Within the records below, find each line with the word "data" and copy it out.
+ + + + + + +
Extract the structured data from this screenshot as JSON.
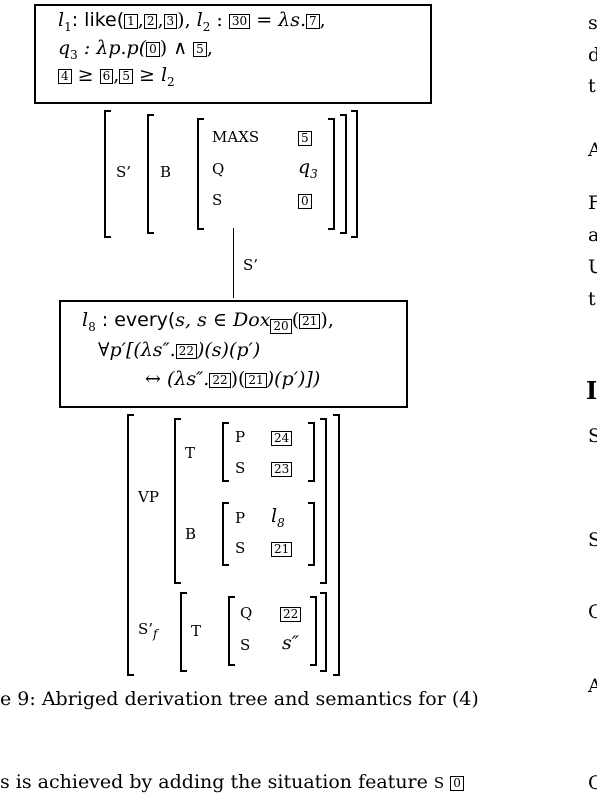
{
  "top_box": {
    "line1": {
      "l1": "l",
      "l1sub": "1",
      "like": ": like(",
      "t1": "1",
      "t2": "2",
      "t3": "3",
      "close1": "), ",
      "l2": "l",
      "l2sub": "2",
      "colon2": " : ",
      "t30": "30",
      "eq": " = λs.",
      "t7": "7",
      "tail": ","
    },
    "line2": {
      "q3": "q",
      "q3sub": "3",
      "mid": " : λp.p(",
      "t0": "0",
      "end": ") ∧ ",
      "t5": "5",
      "tail": ","
    },
    "line3": {
      "t4": "4",
      "ge1": " ≥ ",
      "t6": "6",
      "comma": ",",
      "t5": "5",
      "ge2": " ≥ ",
      "l2": "l",
      "l2sub": "2"
    }
  },
  "avm1": {
    "outer_label": "S’",
    "inner_label": "B",
    "rows": [
      {
        "feat": "MAXS",
        "val_tag": "5"
      },
      {
        "feat": "Q",
        "val": "q",
        "val_sub": "3"
      },
      {
        "feat": "S",
        "val_tag": "0"
      }
    ]
  },
  "edge_label": "S’",
  "mid_box": {
    "line1": {
      "l8": "l",
      "l8sub": "8",
      "every": " : every(",
      "s1": "s, s ∈ Dox",
      "t20": "20",
      "open": "(",
      "t21": "21",
      "close": "),"
    },
    "line2": {
      "forall": "∀p′[(λs″.",
      "t22": "22",
      "rest": ")(s)(p′)"
    },
    "line3": {
      "arrow": "↔ (λs″.",
      "t22": "22",
      "mid": ")(",
      "t21": "21",
      "end": ")(p′)])"
    }
  },
  "avm2": {
    "vp_label": "VP",
    "t_label": "T",
    "t_rows": [
      {
        "feat": "P",
        "val_tag": "24"
      },
      {
        "feat": "S",
        "val_tag": "23"
      }
    ],
    "b_label": "B",
    "b_rows": [
      {
        "feat": "P",
        "val": "l",
        "val_sub": "8"
      },
      {
        "feat": "S",
        "val_tag": "21"
      }
    ],
    "sf_label": "S’",
    "sf_sub": "f",
    "sf_t_label": "T",
    "sf_rows": [
      {
        "feat": "Q",
        "val_tag": "22"
      },
      {
        "feat": "S",
        "val": "s″"
      }
    ]
  },
  "caption": "e 9:  Abriged derivation tree and semantics for (4)",
  "body_text": {
    "before": "s is achieved by adding the situation feature ",
    "feat": "S",
    "tag": "0"
  },
  "right_column": {
    "lines": [
      "s",
      "d",
      "t",
      "A",
      "F",
      "a",
      "U",
      "t",
      "I",
      "S",
      "S",
      "C",
      "A",
      "C"
    ]
  }
}
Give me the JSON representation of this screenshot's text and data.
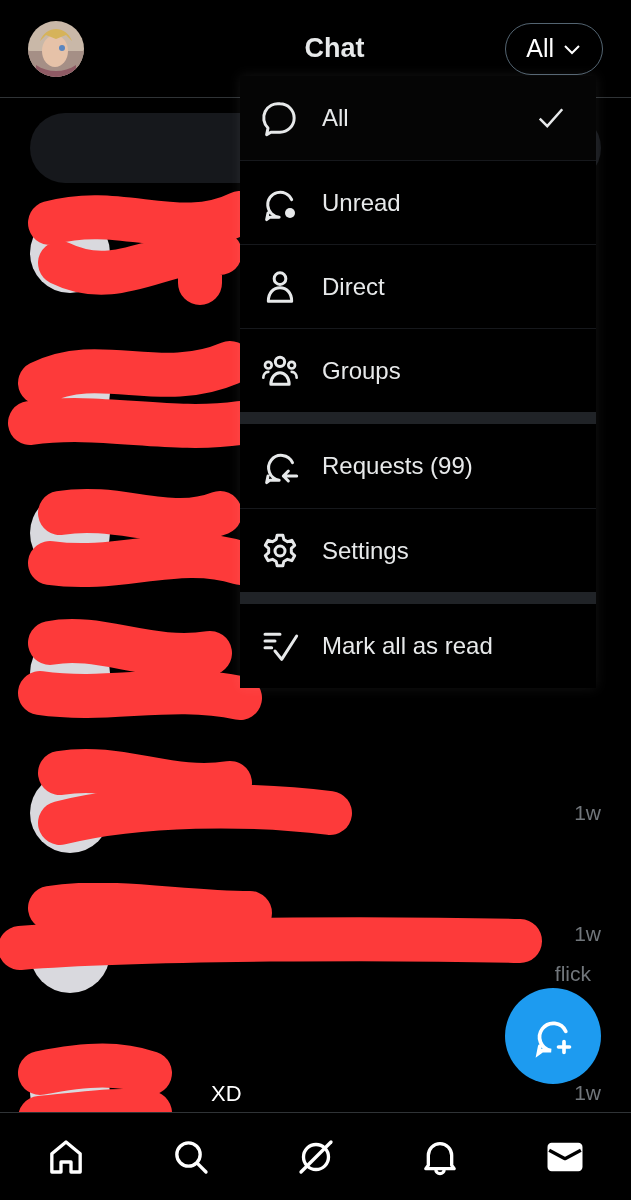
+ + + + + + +
• [Answer to the problem]:
Extract the structured data from this screenshot as JSON.
Give me the JSON representation of this screenshot's text and data.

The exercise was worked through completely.